At the end of March the European Commission (EC) has announced it is adopting the Creative Commons By Attribution license as its standard license.
The CC-BY license will be used for videos and photos, studies published in peer-reviewed journals, data and visualisations on the EU open data portal and documents published on EU websites.
Re-use of EC material has been possible since 2006 (and rephrased in 2011), but in practice it wasn’t always clear to potential re-users what was allowed and what wasn’t.
While re-use and attribution is part of the EC’s copyright notice, it is likely re-users are discouraged by the copyright claim above it, and missing the permissions underneath it:

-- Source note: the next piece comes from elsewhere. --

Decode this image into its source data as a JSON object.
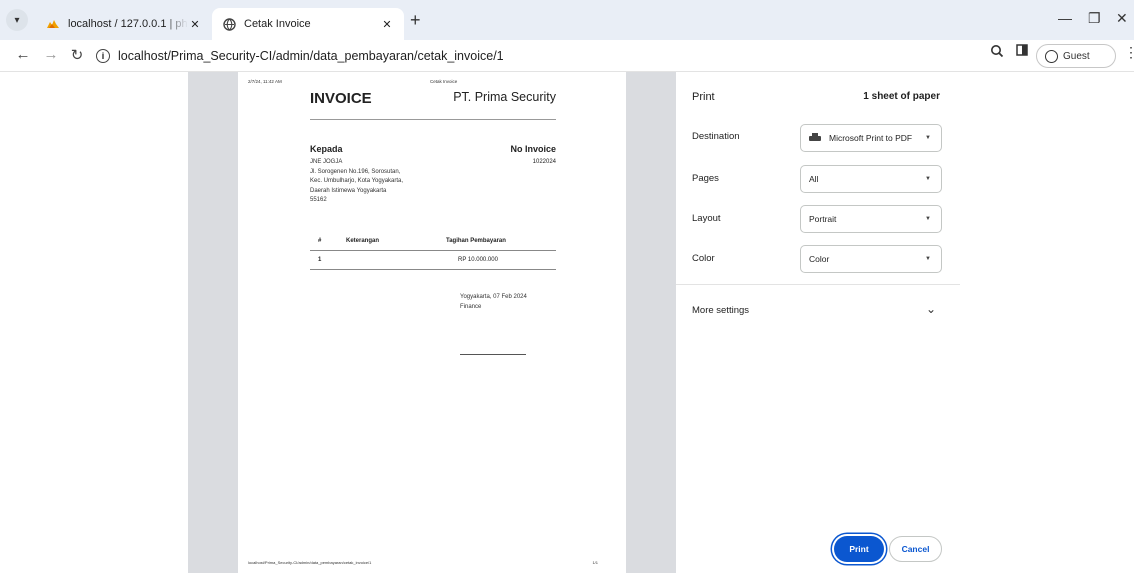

Current default copyright notice on EC websites, to be exchanged for a CC-BY license
In contrast adding the Creative Commons By Attribution license sends a clear message about permissions that are granted up-front without the need for a re-user to seek consent: any re-use is permitted, including commercial re-use, provided the EC is attributed as its source, and provided re-use forms or alterations don’t suggest they are endorsed by or coming from the EC.

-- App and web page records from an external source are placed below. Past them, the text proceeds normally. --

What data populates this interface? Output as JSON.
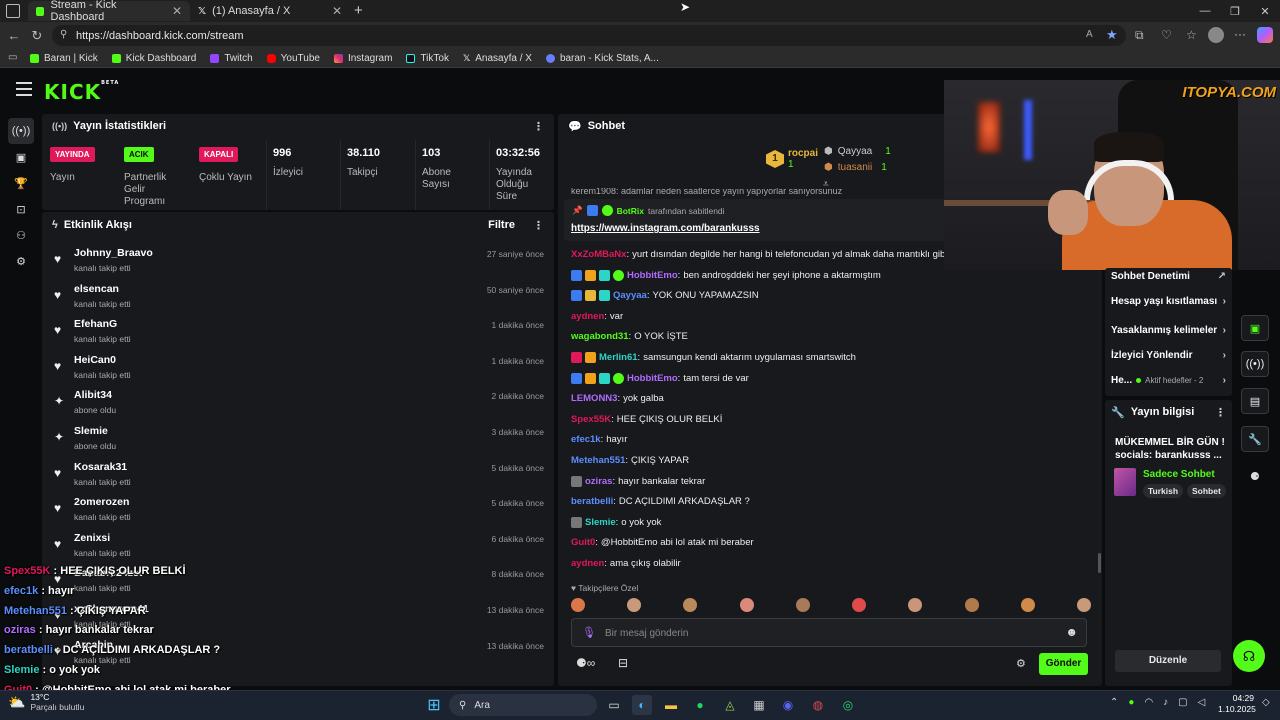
{
  "browser": {
    "tabs": [
      {
        "title": "Stream - Kick Dashboard",
        "active": true
      },
      {
        "title": "(1) Anasayfa / X",
        "active": false
      }
    ],
    "url": "https://dashboard.kick.com/stream",
    "bookmarks": [
      "Baran | Kick",
      "Kick Dashboard",
      "Twitch",
      "YouTube",
      "Instagram",
      "TikTok",
      "Anasayfa / X",
      "baran - Kick Stats, A..."
    ]
  },
  "brand": {
    "logo": "KICK",
    "logo_tag": "BETA",
    "watermark": "ITOPYA.COM",
    "accent": "#53fc18"
  },
  "stats": {
    "title": "Yayın İstatistikleri",
    "badges": [
      {
        "badge": "YAYINDA",
        "label": "Yayın"
      },
      {
        "badge": "ACIK",
        "label": "Partnerlik Gelir Programı"
      },
      {
        "badge": "KAPALI",
        "label": "Çoklu Yayın"
      }
    ],
    "values": [
      {
        "value": "996",
        "label": "İzleyici"
      },
      {
        "value": "38.110",
        "label": "Takipçi"
      },
      {
        "value": "103",
        "label": "Abone Sayısı"
      },
      {
        "value": "03:32:56",
        "label": "Yayında Olduğu Süre"
      }
    ]
  },
  "activity": {
    "title": "Etkinlik Akışı",
    "filter": "Filtre",
    "items": [
      {
        "name": "Johnny_Braavo",
        "action": "kanalı takip etti",
        "time": "27 saniye önce",
        "icon": "heart-icon"
      },
      {
        "name": "elsencan",
        "action": "kanalı takip etti",
        "time": "50 saniye önce",
        "icon": "heart-icon"
      },
      {
        "name": "EfehanG",
        "action": "kanalı takip etti",
        "time": "1 dakika önce",
        "icon": "heart-icon"
      },
      {
        "name": "HeiCan0",
        "action": "kanalı takip etti",
        "time": "1 dakika önce",
        "icon": "heart-icon"
      },
      {
        "name": "Alibit34",
        "action": "abone oldu",
        "time": "2 dakika önce",
        "icon": "sparkle-icon"
      },
      {
        "name": "Slemie",
        "action": "abone oldu",
        "time": "3 dakika önce",
        "icon": "sparkle-icon"
      },
      {
        "name": "Kosarak31",
        "action": "kanalı takip etti",
        "time": "5 dakika önce",
        "icon": "heart-icon"
      },
      {
        "name": "2omerozen",
        "action": "kanalı takip etti",
        "time": "5 dakika önce",
        "icon": "heart-icon"
      },
      {
        "name": "Zenixsi",
        "action": "kanalı takip etti",
        "time": "6 dakika önce",
        "icon": "heart-icon"
      },
      {
        "name": "Bababre24zst",
        "action": "kanalı takip etti",
        "time": "8 dakika önce",
        "icon": "heart-icon"
      },
      {
        "name": "xxShanurem41",
        "action": "kanalı takip etti",
        "time": "13 dakika önce",
        "icon": "heart-icon"
      },
      {
        "name": "Arcabin",
        "action": "kanalı takip etti",
        "time": "13 dakika önce",
        "icon": "heart-icon"
      }
    ]
  },
  "chat": {
    "title": "Sohbet",
    "top_gifters": [
      {
        "rank": "1",
        "name": "rocpai",
        "count": "1"
      },
      {
        "rank": "2",
        "name": "Qayyaa",
        "count": "1"
      },
      {
        "rank": "3",
        "name": "tuasanii",
        "count": "1"
      }
    ],
    "pinned_by": "BotRix",
    "pinned_suffix": "tarafından sabitlendi",
    "pinned_link": "https://www.instagram.com/barankusss",
    "partial_top": "kerem1908: adamlar neden saatlerce yayın yapıyorlar sanıyorsunuz",
    "messages": [
      {
        "user": "XxZoMBaNx",
        "text": "yurt dısından degilde her hangi bi telefoncudan yd almak daha mantıklı gibi",
        "color": "#e0195a"
      },
      {
        "user": "HobbitEmo",
        "text": "ben androşddeki her şeyi iphone a aktarmıştım",
        "color": "#b06cff"
      },
      {
        "user": "Qayyaa",
        "text": "YOK ONU YAPAMAZSIN",
        "color": "#5b8fff"
      },
      {
        "user": "aydnen",
        "text": "var",
        "color": "#e0195a"
      },
      {
        "user": "wagabond31",
        "text": "O YOK İŞTE",
        "color": "#53fc18"
      },
      {
        "user": "Merlin61",
        "text": "samsungun kendi aktarım uygulaması smartswitch",
        "color": "#2bd6c6"
      },
      {
        "user": "HobbitEmo",
        "text": "tam tersi de var",
        "color": "#b06cff"
      },
      {
        "user": "LEMONN3",
        "text": "yok galba",
        "color": "#b06cff"
      },
      {
        "user": "Spex55K",
        "text": "HEE ÇIKIŞ OLUR BELKİ",
        "color": "#e0195a"
      },
      {
        "user": "efec1k",
        "text": "hayır",
        "color": "#5b8fff"
      },
      {
        "user": "Metehan551",
        "text": "ÇIKIŞ YAPAR",
        "color": "#5b8fff"
      },
      {
        "user": "oziras",
        "text": "hayır bankalar tekrar",
        "color": "#b06cff"
      },
      {
        "user": "beratbelli",
        "text": "DC AÇILDIMI ARKADAŞLAR ?",
        "color": "#5b8fff"
      },
      {
        "user": "Slemie",
        "text": "o yok yok",
        "color": "#2bd6c6"
      },
      {
        "user": "Guit0",
        "text": "@HobbitEmo abi lol atak mi beraber",
        "color": "#e0195a"
      },
      {
        "user": "aydnen",
        "text": "ama çıkış olabilir",
        "color": "#e0195a"
      }
    ],
    "followers_only": "Takipçilere Özel",
    "input_placeholder": "Bir mesaj gönderin",
    "send": "Gönder"
  },
  "overlay_chat": [
    {
      "user": "Spex55K",
      "text": "HEE ÇIKIŞ OLUR BELKİ",
      "color": "#e0195a"
    },
    {
      "user": "efec1k",
      "text": "hayır",
      "color": "#5b8fff"
    },
    {
      "user": "Metehan551",
      "text": "ÇIKIŞ YAPAR",
      "color": "#5b8fff"
    },
    {
      "user": "oziras",
      "text": "hayır bankalar tekrar",
      "color": "#b06cff"
    },
    {
      "user": "beratbelli",
      "text": "DC AÇILDIMI ARKADAŞLAR ?",
      "color": "#5b8fff"
    },
    {
      "user": "Slemie",
      "text": "o yok yok",
      "color": "#2bd6c6"
    },
    {
      "user": "Guit0",
      "text": "@HobbitEmo abi lol atak mi beraber",
      "color": "#e0195a"
    }
  ],
  "moderation": {
    "title": "Sohbet Denetimi",
    "items": [
      "Hesap yaşı kısıtlaması",
      "Yasaklanmış kelimeler",
      "İzleyici Yönlendir"
    ],
    "goals_label": "He...",
    "goals_status": "Aktif hedefler - 2"
  },
  "stream_info": {
    "title": "Yayın bilgisi",
    "stream_title": "MÜKEMMEL BİR GÜN ! socials: barankusss ...",
    "category": "Sadece Sohbet",
    "tags": [
      "Turkish",
      "Sohbet"
    ],
    "edit": "Düzenle"
  },
  "taskbar": {
    "weather_temp": "13°C",
    "weather_desc": "Parçalı bulutlu",
    "search": "Ara",
    "time": "04:29",
    "date": "1.10.2025"
  }
}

The clarity that a Creative Commons license provides
(full disclosure: I am a board member of Open Nederland, the Dutch Creative Commons chapter)